Water-carved valleys may be relatively young, challenging assumptions about the history of the Red Planet's climate.
A new theoretical model suggests that ancient floods that carved canyons on Earth and Mars may have been much smaller but lasted longer than previously thought.
The discovery of dense concentrations of recurring flowlike features in two Valles Marineris chasms could aid in the search for life and influence future exploration of the Red Planet.
Temperature readings acquired from orbit show that Mars's surface gets cold enough at night to allow layers of solid carbon dioxide frost up to several hundred micrometers thick to build up near the equator.

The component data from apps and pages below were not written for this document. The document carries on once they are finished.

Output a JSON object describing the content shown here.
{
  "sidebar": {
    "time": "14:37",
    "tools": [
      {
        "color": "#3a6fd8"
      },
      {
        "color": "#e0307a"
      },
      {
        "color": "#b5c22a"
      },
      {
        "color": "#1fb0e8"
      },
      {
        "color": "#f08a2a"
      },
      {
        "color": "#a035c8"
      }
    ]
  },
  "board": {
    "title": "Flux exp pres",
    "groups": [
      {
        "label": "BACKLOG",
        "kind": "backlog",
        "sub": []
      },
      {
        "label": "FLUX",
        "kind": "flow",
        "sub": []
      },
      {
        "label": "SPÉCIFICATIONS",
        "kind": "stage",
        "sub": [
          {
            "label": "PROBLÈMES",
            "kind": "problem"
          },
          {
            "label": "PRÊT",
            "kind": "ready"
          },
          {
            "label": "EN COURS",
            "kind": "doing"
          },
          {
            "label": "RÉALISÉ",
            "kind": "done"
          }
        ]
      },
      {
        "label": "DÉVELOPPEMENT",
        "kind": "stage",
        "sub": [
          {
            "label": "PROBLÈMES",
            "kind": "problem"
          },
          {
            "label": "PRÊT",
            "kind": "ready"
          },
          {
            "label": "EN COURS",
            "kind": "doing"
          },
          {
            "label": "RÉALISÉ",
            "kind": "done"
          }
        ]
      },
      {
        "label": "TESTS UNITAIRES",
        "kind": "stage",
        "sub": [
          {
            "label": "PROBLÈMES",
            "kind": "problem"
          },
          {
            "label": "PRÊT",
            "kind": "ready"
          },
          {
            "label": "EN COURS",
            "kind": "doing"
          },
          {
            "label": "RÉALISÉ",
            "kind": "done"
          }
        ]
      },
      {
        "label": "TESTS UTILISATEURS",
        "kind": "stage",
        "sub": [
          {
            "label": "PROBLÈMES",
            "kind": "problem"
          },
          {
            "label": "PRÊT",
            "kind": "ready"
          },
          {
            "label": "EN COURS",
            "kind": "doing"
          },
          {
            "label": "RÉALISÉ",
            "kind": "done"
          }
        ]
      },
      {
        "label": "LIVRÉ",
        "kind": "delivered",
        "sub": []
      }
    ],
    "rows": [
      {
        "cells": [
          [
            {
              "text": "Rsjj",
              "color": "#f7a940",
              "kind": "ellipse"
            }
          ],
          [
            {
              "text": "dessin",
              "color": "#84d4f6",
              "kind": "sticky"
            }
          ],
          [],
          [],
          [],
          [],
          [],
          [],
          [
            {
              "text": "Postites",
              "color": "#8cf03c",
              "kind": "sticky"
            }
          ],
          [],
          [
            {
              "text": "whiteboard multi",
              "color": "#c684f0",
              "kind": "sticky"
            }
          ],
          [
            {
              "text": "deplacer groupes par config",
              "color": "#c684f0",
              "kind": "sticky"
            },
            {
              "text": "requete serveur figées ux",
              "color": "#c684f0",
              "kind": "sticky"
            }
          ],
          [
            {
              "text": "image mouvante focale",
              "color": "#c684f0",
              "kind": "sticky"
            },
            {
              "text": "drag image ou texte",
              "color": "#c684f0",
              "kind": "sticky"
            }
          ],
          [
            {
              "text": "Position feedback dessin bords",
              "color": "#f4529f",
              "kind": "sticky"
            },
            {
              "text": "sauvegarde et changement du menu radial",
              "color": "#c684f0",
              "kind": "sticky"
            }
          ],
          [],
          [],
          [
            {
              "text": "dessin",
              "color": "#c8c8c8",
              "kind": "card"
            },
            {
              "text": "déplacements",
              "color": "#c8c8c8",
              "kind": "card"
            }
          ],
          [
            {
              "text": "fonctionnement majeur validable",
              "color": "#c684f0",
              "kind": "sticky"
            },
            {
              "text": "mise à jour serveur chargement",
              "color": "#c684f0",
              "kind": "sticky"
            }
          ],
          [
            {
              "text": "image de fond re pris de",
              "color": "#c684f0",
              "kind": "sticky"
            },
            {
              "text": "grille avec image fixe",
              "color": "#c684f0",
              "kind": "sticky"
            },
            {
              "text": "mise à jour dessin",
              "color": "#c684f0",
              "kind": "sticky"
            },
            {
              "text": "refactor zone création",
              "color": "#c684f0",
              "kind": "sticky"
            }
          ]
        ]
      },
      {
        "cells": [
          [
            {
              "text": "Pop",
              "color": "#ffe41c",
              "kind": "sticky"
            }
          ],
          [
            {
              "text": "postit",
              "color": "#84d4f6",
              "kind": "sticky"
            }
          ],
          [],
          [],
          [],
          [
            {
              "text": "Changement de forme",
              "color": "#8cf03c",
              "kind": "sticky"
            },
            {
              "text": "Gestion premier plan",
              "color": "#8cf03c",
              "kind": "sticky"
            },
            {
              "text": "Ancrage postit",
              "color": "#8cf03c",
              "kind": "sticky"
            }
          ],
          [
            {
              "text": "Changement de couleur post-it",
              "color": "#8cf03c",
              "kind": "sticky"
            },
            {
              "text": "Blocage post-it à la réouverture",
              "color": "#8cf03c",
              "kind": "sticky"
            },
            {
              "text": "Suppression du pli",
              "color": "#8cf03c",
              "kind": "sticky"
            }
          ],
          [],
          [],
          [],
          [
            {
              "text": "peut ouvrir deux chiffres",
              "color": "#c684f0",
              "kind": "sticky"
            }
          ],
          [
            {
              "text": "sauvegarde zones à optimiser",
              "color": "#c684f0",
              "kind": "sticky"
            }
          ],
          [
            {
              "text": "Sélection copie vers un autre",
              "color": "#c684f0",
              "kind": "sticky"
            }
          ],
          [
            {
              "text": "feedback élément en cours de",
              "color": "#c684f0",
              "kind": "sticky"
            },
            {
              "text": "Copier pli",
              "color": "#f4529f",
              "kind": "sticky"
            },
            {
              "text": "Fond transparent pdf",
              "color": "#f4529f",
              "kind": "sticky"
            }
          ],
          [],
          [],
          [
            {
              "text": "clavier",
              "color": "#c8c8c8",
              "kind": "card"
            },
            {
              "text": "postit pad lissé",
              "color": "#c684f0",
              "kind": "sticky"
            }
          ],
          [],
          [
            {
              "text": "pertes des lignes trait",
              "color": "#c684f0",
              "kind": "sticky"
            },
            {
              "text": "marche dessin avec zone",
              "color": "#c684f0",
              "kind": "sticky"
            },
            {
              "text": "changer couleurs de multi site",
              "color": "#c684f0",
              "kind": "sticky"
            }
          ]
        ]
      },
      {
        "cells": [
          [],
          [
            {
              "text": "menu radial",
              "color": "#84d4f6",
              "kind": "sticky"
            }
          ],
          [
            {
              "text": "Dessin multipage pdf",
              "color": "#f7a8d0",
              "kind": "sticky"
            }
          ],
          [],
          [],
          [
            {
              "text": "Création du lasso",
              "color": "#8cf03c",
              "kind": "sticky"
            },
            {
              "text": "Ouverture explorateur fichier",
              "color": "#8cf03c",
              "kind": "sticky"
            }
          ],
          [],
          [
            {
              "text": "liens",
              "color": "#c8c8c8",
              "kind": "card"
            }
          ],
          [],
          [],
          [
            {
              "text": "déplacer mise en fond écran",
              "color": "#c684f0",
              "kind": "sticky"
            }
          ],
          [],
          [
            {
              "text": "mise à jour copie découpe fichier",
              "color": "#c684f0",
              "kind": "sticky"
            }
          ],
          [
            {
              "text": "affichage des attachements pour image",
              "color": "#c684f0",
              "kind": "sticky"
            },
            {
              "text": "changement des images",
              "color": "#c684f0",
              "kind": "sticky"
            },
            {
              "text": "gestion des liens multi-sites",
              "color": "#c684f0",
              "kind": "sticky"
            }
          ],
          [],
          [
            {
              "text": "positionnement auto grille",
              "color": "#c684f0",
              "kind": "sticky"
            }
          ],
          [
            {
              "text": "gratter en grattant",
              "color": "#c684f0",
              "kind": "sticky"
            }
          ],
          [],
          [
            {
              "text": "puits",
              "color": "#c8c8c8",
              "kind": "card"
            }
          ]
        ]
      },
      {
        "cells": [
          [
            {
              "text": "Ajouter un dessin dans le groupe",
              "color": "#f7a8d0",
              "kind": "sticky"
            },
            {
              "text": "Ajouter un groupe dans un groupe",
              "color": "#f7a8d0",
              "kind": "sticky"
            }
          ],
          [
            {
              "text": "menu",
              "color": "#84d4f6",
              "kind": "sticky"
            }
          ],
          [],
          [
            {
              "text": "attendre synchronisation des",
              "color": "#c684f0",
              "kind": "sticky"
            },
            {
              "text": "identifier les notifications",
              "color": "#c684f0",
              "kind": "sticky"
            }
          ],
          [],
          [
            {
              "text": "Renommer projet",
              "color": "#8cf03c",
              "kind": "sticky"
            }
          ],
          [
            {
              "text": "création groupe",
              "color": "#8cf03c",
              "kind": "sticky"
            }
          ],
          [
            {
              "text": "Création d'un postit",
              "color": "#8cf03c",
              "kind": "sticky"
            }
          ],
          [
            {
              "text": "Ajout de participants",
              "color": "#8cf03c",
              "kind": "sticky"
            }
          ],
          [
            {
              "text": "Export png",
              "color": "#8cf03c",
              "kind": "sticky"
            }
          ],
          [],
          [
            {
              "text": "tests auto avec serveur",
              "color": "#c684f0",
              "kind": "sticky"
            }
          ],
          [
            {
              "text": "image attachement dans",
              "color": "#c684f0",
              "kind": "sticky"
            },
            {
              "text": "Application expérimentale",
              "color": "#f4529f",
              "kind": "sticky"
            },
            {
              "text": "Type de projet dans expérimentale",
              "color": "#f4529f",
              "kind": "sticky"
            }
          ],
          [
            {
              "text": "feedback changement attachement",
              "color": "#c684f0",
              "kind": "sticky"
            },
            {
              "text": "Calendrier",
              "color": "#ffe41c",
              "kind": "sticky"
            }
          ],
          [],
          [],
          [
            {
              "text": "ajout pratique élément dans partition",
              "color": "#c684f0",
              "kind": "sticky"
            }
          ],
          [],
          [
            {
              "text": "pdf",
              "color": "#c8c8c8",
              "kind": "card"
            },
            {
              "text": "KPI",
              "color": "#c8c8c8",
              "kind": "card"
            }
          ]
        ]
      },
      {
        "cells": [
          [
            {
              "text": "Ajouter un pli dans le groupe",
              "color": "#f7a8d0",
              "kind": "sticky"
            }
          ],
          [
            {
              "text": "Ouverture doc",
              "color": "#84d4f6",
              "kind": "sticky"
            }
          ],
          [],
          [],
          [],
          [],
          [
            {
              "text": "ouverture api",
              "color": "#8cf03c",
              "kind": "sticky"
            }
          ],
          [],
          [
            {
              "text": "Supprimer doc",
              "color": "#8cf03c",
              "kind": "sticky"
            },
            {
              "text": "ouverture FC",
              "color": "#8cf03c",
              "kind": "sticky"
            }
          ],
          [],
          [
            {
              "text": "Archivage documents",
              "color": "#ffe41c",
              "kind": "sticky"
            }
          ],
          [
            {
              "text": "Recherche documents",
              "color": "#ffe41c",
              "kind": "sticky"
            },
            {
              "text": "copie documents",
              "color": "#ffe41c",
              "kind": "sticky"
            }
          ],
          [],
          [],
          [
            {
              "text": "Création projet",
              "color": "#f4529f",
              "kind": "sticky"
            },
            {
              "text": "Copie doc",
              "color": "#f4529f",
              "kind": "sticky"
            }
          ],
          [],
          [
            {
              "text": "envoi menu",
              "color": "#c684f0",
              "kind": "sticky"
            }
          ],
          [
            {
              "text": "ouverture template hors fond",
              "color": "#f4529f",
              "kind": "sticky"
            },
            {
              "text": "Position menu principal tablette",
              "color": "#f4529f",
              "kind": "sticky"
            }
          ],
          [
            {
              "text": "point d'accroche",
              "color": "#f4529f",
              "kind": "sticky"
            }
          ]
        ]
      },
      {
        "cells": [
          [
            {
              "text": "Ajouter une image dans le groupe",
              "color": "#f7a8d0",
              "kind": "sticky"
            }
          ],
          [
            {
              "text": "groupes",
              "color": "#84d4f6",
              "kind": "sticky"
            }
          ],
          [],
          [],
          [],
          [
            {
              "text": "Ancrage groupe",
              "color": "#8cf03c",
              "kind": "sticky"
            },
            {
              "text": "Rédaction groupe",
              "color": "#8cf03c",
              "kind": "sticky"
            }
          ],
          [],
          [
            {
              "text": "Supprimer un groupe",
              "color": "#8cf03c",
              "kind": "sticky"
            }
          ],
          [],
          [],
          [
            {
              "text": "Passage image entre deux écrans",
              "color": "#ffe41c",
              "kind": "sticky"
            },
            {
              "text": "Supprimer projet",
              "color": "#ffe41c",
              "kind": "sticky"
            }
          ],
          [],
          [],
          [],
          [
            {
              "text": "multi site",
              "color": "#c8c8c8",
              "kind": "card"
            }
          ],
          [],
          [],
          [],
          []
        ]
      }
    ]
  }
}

The rover's neutron spectroscopy instrument hints at an unexpected trend: The upper soil levels in the layers of Gale Crater's Kimberley formation seem to hold more water-associated hydrogen.
The minerals identified by the Mars Reconnaissance Orbiter provide more evidence that the planet may have once been habitable.
The history of aluminum-rich basalts in Mare Frigoris may help scientists better understand the evolution of the lunar mantle.
Scientists assess the present and past habitability of Mars from organic compounds detected at Gale Crater.
Dunes, ridges, or something else? Scientists seek to understand the origins of transverse aeolian ridges.